Below I'll cover 3 of the e-mail tools I'm familiar with and how filters work in them.

Google's mail service - gmail - has filters that allow you to "star" and apply labels to e-mail. Their labels allow you to search your e-mail so that you can get exactly what you want.

Yahoo! Mail has more traditional filters. You have to go into your Mail Options page and then click on the Filters to add them. At least base paying subscribers get 50 filters that they can apply. For most, this should be enough. Filters with Yahoo allow you to direct e-mail to folders based on the criteria - to/cc, from, subject, message body.

Outlook and Thunderbird are very similar that I am familiar with how they do filters. In Outlook, it's called "Rules", while Thunderbird calls them "Message Filters", but they're essentially the same.
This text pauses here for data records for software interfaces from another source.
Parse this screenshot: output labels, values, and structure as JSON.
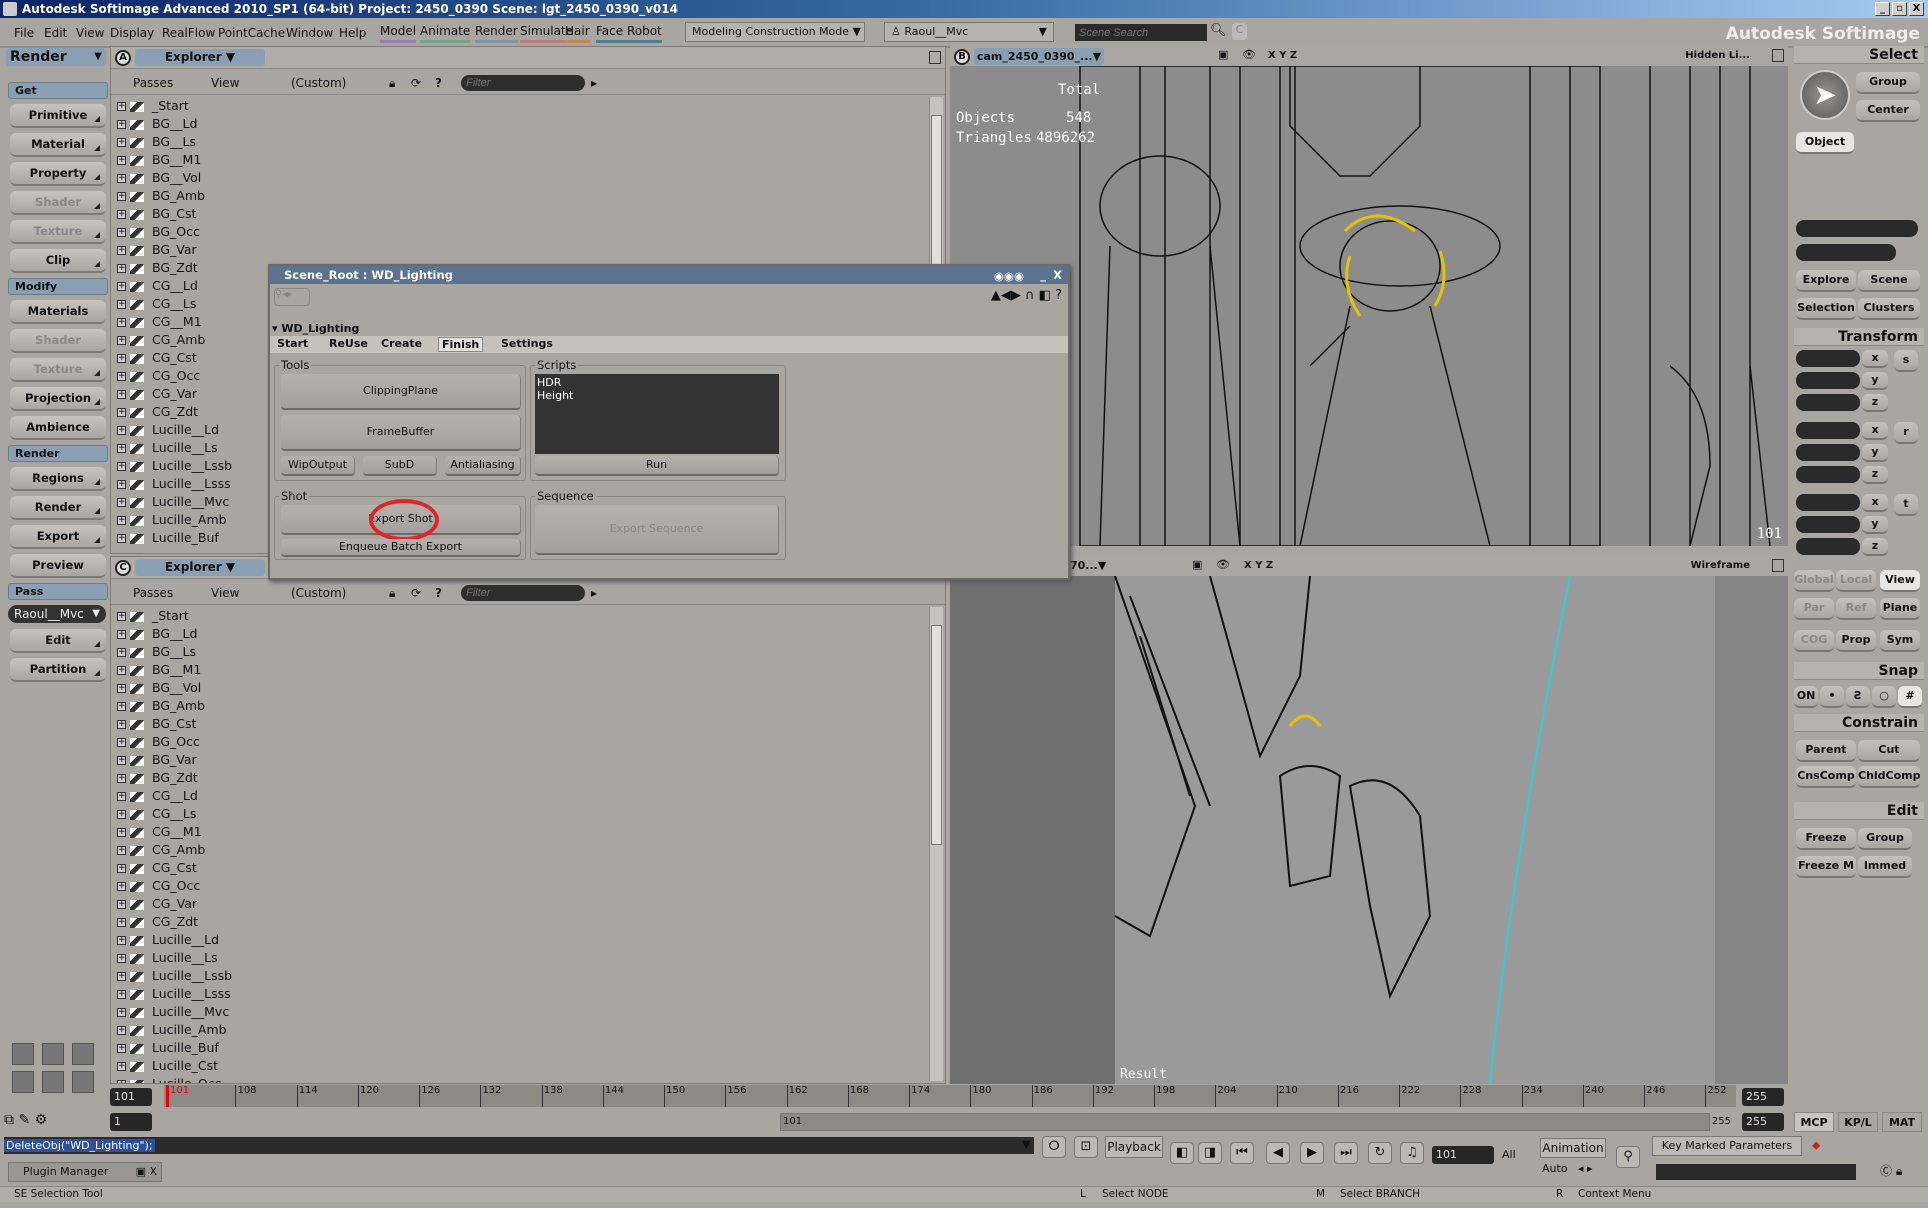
{
  "window": {
    "title": "Autodesk Softimage Advanced 2010_SP1 (64-bit)    Project: 2450_0390    Scene: lgt_2450_0390_v014",
    "minimize": "_",
    "maximize": "▫",
    "close": "X"
  },
  "menubar": {
    "menus": [
      "File",
      "Edit",
      "View",
      "Display",
      "RealFlow",
      "PointCache",
      "Window",
      "Help"
    ],
    "modules": [
      {
        "label": "Model",
        "color": "#9b7fb0"
      },
      {
        "label": "Animate",
        "color": "#6fa58a"
      },
      {
        "label": "Render",
        "color": "#7e95a8"
      },
      {
        "label": "Simulate",
        "color": "#c07a7a"
      },
      {
        "label": "Hair",
        "color": "#c8864f"
      },
      {
        "label": "Face Robot",
        "color": "#4f7f8f"
      }
    ],
    "construction_mode": "Modeling Construction Mode",
    "active_pass": "Raoul__Mvc",
    "scene_search_placeholder": "Scene Search",
    "brand": "Autodesk Softimage"
  },
  "left_toolbar": {
    "mode": "Render",
    "sections": [
      {
        "title": "Get",
        "buttons": [
          {
            "label": "Primitive",
            "menu": true
          },
          {
            "label": "Material",
            "menu": true
          },
          {
            "label": "Property",
            "menu": true
          },
          {
            "label": "Shader",
            "menu": true,
            "disabled": true
          },
          {
            "label": "Texture",
            "menu": true,
            "disabled": true
          },
          {
            "label": "Clip",
            "menu": true
          }
        ]
      },
      {
        "title": "Modify",
        "buttons": [
          {
            "label": "Materials"
          },
          {
            "label": "Shader",
            "disabled": true
          },
          {
            "label": "Texture",
            "menu": true,
            "disabled": true
          },
          {
            "label": "Projection",
            "menu": true
          },
          {
            "label": "Ambience"
          }
        ]
      },
      {
        "title": "Render",
        "buttons": [
          {
            "label": "Regions",
            "menu": true
          },
          {
            "label": "Render",
            "menu": true
          },
          {
            "label": "Export",
            "menu": true
          },
          {
            "label": "Preview"
          }
        ]
      },
      {
        "title": "Pass",
        "current_pass": "Raoul__Mvc",
        "buttons": [
          {
            "label": "Edit",
            "menu": true
          },
          {
            "label": "Partition",
            "menu": true
          }
        ]
      }
    ]
  },
  "explorer_a": {
    "letter": "A",
    "title": "Explorer",
    "passes": "Passes",
    "view": "View",
    "scope": "(Custom)",
    "filter_placeholder": "Filter"
  },
  "explorer_c": {
    "letter": "C",
    "title": "Explorer",
    "passes": "Passes",
    "view": "View",
    "scope": "(Custom)",
    "filter_placeholder": "Filter"
  },
  "pass_list": [
    "_Start",
    "BG__Ld",
    "BG__Ls",
    "BG__M1",
    "BG__Vol",
    "BG_Amb",
    "BG_Cst",
    "BG_Occ",
    "BG_Var",
    "BG_Zdt",
    "CG__Ld",
    "CG__Ls",
    "CG__M1",
    "CG_Amb",
    "CG_Cst",
    "CG_Occ",
    "CG_Var",
    "CG_Zdt",
    "Lucille__Ld",
    "Lucille__Ls",
    "Lucille__Lssb",
    "Lucille__Lsss",
    "Lucille__Mvc",
    "Lucille_Amb",
    "Lucille_Buf",
    "Lucille_Cst",
    "Lucille_Occ"
  ],
  "viewport_b": {
    "letter": "B",
    "camera": "cam_2450_0390_...",
    "axes": "X Y Z",
    "display_mode": "Hidden Li...",
    "stats": {
      "header": "Total",
      "objects_label": "Objects",
      "objects": "548",
      "triangles_label": "Triangles",
      "triangles": "4896262"
    },
    "frame": "101"
  },
  "viewport_d": {
    "camera": "70...",
    "axes": "X Y Z",
    "display_mode": "Wireframe",
    "label": "Result"
  },
  "dialog": {
    "title": "Scene_Root : WD_Lighting",
    "section": "WD_Lighting",
    "tabs": [
      "Start",
      "ReUse",
      "Create",
      "Finish",
      "Settings"
    ],
    "active_tab": "Finish",
    "tools": {
      "label": "Tools",
      "clipping_plane": "ClippingPlane",
      "frame_buffer": "FrameBuffer",
      "wip_output": "WipOutput",
      "subd": "SubD",
      "antialiasing": "Antialiasing"
    },
    "scripts": {
      "label": "Scripts",
      "items": [
        "HDR",
        "Height"
      ],
      "run": "Run"
    },
    "shot": {
      "label": "Shot",
      "export_shot": "Export Shot",
      "enqueue": "Enqueue Batch Export",
      "highlight_color": "#e0242a"
    },
    "sequence": {
      "label": "Sequence",
      "export_sequence": "Export Sequence"
    }
  },
  "right_panel": {
    "select": {
      "title": "Select",
      "group": "Group",
      "center": "Center",
      "object": "Object",
      "explore": "Explore",
      "scene": "Scene",
      "selection": "Selection",
      "clusters": "Clusters"
    },
    "transform": {
      "title": "Transform",
      "axes": [
        "x",
        "y",
        "z"
      ],
      "groups": [
        "s",
        "r",
        "t"
      ],
      "global": "Global",
      "local": "Local",
      "view": "View",
      "par": "Par",
      "ref": "Ref",
      "plane": "Plane",
      "cog": "COG",
      "prop": "Prop",
      "sym": "Sym"
    },
    "snap": {
      "title": "Snap",
      "on": "ON"
    },
    "constrain": {
      "title": "Constrain",
      "parent": "Parent",
      "cut": "Cut",
      "cnscomp": "CnsComp",
      "chldcomp": "ChldComp"
    },
    "edit": {
      "title": "Edit",
      "freeze": "Freeze",
      "group": "Group",
      "freeze_m": "Freeze M",
      "immed": "Immed"
    }
  },
  "timeline": {
    "start": "101",
    "end": "255",
    "current": "101",
    "ticks": [
      "108",
      "114",
      "120",
      "126",
      "132",
      "138",
      "144",
      "150",
      "156",
      "162",
      "168",
      "174",
      "180",
      "186",
      "192",
      "198",
      "204",
      "210",
      "216",
      "222",
      "228",
      "234",
      "240",
      "246",
      "252"
    ],
    "range_start": "1",
    "range_in": "101",
    "range_out": "255",
    "range_end": "255",
    "tabs": [
      "MCP",
      "KP/L",
      "MAT"
    ]
  },
  "bottom": {
    "command": "DeleteObj(\"WD_Lighting\");",
    "playback": "Playback",
    "frame": "101",
    "all": "All",
    "animation": "Animation",
    "auto": "Auto",
    "key_marked": "Key Marked Parameters",
    "plugin_manager": "Plugin Manager"
  },
  "status": {
    "tool": "SE Selection Tool",
    "l": "Select NODE",
    "m": "Select BRANCH",
    "r": "Context Menu"
  }
}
Both let you do a lot more than simply apply a label or putting message into a folder - you can forward, reply, or do a number of other things.

Outlook has one advantage over most when couple with Exchange in that it can upload filters to be run on Exchange prior to your access via Outlook. Of course, that really only works when you keep all your e-mail on Exchange. But even when couple with Exchange, you can still do all the rules that you have when you're just using Outlook as it will run some on the server (Exchange) and others on the client (Outlook). However, Outlook also has a disadvantage - it can really only handle about 100 rules.
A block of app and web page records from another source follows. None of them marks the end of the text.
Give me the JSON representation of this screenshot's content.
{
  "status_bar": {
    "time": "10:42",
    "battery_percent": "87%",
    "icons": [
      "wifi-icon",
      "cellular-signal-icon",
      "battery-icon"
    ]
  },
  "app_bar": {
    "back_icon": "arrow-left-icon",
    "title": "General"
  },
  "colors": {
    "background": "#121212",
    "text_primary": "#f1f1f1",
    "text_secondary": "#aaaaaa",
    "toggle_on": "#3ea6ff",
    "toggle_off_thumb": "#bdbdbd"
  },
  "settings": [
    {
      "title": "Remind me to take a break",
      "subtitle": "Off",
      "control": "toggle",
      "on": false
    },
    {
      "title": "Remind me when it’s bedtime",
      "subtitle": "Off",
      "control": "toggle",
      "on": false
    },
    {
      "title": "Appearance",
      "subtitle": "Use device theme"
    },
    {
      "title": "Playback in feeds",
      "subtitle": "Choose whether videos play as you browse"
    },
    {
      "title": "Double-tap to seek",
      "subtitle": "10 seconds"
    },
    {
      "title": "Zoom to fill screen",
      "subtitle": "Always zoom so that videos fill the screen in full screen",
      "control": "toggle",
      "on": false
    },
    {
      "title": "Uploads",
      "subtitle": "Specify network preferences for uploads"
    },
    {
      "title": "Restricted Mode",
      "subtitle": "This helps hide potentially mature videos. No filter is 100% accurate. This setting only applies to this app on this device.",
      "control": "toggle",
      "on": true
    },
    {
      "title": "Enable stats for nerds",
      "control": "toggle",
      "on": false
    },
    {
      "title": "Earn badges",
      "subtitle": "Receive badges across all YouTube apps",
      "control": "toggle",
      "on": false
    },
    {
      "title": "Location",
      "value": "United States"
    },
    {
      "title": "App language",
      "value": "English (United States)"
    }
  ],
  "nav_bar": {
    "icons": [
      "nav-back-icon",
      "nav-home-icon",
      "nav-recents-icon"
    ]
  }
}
Any how...if you ever find yourself stressed by e-mail, take a few minutes and set up filters in your e-mail tool so that you can properly manage your e-mail. As you get more rules set up, you'll just feel the stress melt away, and you'll find it is a lot easier to notice and find e-mail from people as well.

Beauty of the ODF File Format

One of the real beauties of the ODF file format is that most anyone can talk to the people that created it and submit ideas to them for helping to improve it. I've submit a couple ideas - I don't know if they'll make it in or not, but because of how ODF is managed - which is done by OASIS, I am able to.

How does one submit? Well, this is by no means the official method - for that talk to OASIS - but from what I can tell, I'd suggest the following, which is what I'm doing (or trying at least):

1) E-mail the OASIS OpenDocument TC's Office-User lists your idea. This is a public, unmoderated list for ideas about ODF and implementing it. So it should be a good place to (a) see if your ideas is or is not already incorporated, and how feasible it is.

2) Once it has been vetted out a bit by #1, then submit a comment to the ODF TC. This should get you on the way to getting it into the standard.

This should hopefully put you on the right path to getting the format adjusted to meet some new feature.

So what did I submit?

Well, the first time I sent something in was to for an idea I had around enabling multiple people to work on the document. The Office-User's said that (a) it was already supported by DocBook (also supported by OASIS), and that it could be done using some of the features in ODF.

And then recently I sent another idea in - per document dictionary lists to augment the spell checker. If accepted, it would allow user's to be able to set word lists specific to a document so that they don't come up as mis-spelled regardless of whether you open your own document, or you pass it on to another user, who uses a different computer or even productivity suite.

Comparatively, Microsoft's OOXML format does not have this ability. In fact, the only people that would really be able to modify OOXML is, well...Microsoft. The ECMA organization pretty much guarantees that in their standard approval of it - it was designed to be compatible with Microsoft Office, not with meeting the needs of a Document Format. ISO approval would mean that an ISO committee would be able to modify it, but then it wouldn't be compatible with Microsoft Office any more. So, essentially Microsoft has locked up the OOXML format.

So, whether I am implementing a new office productivity suite (e.g. OpenOffice, KOffice, etc; or even just one of my own), or simply being a user of any supporting office productivity suite, ODF is the way to go - I can have a say in its features.

For more information, see the OASIS OpenDocument TC's website.